- A Super Cosplaying Saturday Afternoon at Tsubasacon
- Detroit man sentenced to 10 years; Huntington drug dealer sentenced to over three years
- Elsa from Frozen Made a Cameo Appearance Leading Huntington Parade, Visits Eastgate Mall Saturday in Cincy IMAGES
- Affrilachian Poet Crystal Good Next on City Hall Lecture Series
- Batman and Batgirl Visit Marquee Pullman with friends for "Lego Batman" debut
- Flashback Series Continues at Marquee
- Huntington's McElroy Brothers Celebrate Series Debut
- Film Submissions Open for NYC Horror Fest
- Mayor Williams Asks Rader be Appointed Fire Chief
"If I Stay" Touching, but Confusing
Opting for the simultaneous three-way perspective, the film cannot elicit the supernatural shivers of a teen "Ghost" or an inspirational intensity of her between two worlds choice. That's not a fatal impairment , rather one that often depletes empathy yet strongly celebrates the love and talent of the young woman for her family, friends, and Adam (Jamie Blackley) who's the focus of her earthly talent versus true young love dilemma.
Telling her life story in flashback makes for some awkward jolts, in fact, unless you have your eyes firmly focused you could miss a brisk, subtle flash of her ultimate decision.
Moretz mostly handles well the challenging ethereal hospital hallways well rotating from 'can't see her' poker faced, non interactive observer emotions and a few desperately devoted to Adam moments. What's difficult for her are capturing the spirit of a woman fighting to live (or deciding to pass to the heavens) . Fortunately, her wardrobe (and occasional diffused lighting on some close ups) delineate her temporarily stranded status.
Imperfect, yes. You could make a determination that Mia and Adam's romance on its own demonstrates sensitivity, courage and sacrifice often overlooked in down to earth real life drama.
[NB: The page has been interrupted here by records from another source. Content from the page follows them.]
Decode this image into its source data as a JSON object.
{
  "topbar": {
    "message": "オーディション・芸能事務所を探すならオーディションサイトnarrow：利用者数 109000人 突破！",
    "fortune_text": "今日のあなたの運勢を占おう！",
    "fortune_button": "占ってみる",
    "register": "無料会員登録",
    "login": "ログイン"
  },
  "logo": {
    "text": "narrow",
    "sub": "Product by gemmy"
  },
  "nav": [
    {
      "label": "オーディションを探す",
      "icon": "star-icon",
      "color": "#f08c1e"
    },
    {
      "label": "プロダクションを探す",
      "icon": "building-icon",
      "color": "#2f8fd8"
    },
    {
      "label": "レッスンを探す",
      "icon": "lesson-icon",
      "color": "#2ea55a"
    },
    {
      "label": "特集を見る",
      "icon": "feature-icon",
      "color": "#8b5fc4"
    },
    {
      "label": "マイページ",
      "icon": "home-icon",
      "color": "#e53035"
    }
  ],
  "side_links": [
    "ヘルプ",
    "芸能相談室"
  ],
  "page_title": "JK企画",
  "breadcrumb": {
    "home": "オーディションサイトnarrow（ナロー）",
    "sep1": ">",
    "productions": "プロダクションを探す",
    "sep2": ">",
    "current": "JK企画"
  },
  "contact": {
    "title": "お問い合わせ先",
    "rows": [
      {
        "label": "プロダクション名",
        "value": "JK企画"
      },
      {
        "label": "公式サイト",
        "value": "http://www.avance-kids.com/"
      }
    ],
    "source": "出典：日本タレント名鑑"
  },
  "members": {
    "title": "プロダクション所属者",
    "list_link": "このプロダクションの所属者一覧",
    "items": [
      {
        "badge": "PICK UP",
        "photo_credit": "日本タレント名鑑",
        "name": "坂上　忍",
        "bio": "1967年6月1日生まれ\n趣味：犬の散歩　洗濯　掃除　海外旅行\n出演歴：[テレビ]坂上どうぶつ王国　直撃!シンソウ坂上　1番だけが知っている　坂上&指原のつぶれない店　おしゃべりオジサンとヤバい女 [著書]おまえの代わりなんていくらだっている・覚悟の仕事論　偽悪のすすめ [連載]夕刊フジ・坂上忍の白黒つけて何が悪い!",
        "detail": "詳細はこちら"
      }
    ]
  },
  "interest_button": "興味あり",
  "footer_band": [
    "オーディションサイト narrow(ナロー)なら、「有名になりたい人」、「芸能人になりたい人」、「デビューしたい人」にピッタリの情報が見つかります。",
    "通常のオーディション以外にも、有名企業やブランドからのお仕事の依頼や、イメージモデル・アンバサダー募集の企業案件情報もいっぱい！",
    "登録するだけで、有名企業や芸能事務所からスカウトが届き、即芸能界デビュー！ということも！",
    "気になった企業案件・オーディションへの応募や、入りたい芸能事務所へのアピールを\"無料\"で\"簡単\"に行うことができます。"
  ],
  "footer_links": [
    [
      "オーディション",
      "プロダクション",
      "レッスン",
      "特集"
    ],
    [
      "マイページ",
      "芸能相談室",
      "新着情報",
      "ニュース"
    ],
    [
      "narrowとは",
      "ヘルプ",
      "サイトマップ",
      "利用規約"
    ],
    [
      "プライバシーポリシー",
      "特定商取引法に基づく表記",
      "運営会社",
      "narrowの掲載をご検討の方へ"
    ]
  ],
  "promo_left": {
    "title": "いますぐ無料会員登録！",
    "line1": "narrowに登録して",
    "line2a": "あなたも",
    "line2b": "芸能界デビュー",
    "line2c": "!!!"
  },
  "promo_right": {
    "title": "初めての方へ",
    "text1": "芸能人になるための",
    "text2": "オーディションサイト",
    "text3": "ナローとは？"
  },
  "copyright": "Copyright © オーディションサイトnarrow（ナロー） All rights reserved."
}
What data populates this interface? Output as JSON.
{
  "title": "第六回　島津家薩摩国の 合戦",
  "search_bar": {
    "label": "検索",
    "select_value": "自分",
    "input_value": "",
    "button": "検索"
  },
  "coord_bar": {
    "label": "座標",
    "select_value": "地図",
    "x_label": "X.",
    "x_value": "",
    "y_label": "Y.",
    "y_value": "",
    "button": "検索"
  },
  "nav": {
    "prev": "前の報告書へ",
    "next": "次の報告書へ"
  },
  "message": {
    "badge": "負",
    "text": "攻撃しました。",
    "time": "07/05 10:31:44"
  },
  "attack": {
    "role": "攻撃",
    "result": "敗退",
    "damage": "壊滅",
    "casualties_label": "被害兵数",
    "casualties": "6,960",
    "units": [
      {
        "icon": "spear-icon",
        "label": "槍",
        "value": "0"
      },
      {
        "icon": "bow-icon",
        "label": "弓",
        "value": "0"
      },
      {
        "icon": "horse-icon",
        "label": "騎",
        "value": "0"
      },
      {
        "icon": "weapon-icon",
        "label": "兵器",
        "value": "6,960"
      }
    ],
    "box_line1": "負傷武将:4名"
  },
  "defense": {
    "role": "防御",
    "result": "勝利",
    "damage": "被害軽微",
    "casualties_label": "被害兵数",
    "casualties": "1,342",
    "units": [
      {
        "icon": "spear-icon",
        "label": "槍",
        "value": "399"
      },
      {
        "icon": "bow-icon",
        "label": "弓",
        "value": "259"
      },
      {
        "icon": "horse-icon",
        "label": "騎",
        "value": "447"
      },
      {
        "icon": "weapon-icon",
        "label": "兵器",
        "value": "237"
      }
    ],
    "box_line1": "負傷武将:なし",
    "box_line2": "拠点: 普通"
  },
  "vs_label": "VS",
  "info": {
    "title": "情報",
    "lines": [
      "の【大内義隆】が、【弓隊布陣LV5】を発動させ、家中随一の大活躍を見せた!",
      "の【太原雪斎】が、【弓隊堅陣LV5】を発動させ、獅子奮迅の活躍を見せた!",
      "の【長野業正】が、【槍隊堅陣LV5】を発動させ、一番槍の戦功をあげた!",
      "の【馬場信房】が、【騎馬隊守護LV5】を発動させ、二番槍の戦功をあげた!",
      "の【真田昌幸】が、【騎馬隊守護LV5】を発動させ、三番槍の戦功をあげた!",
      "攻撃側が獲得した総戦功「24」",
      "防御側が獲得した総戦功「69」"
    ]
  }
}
Similarly, I score many of the scenes surrounded by tragedy emotionally floundering than poignant.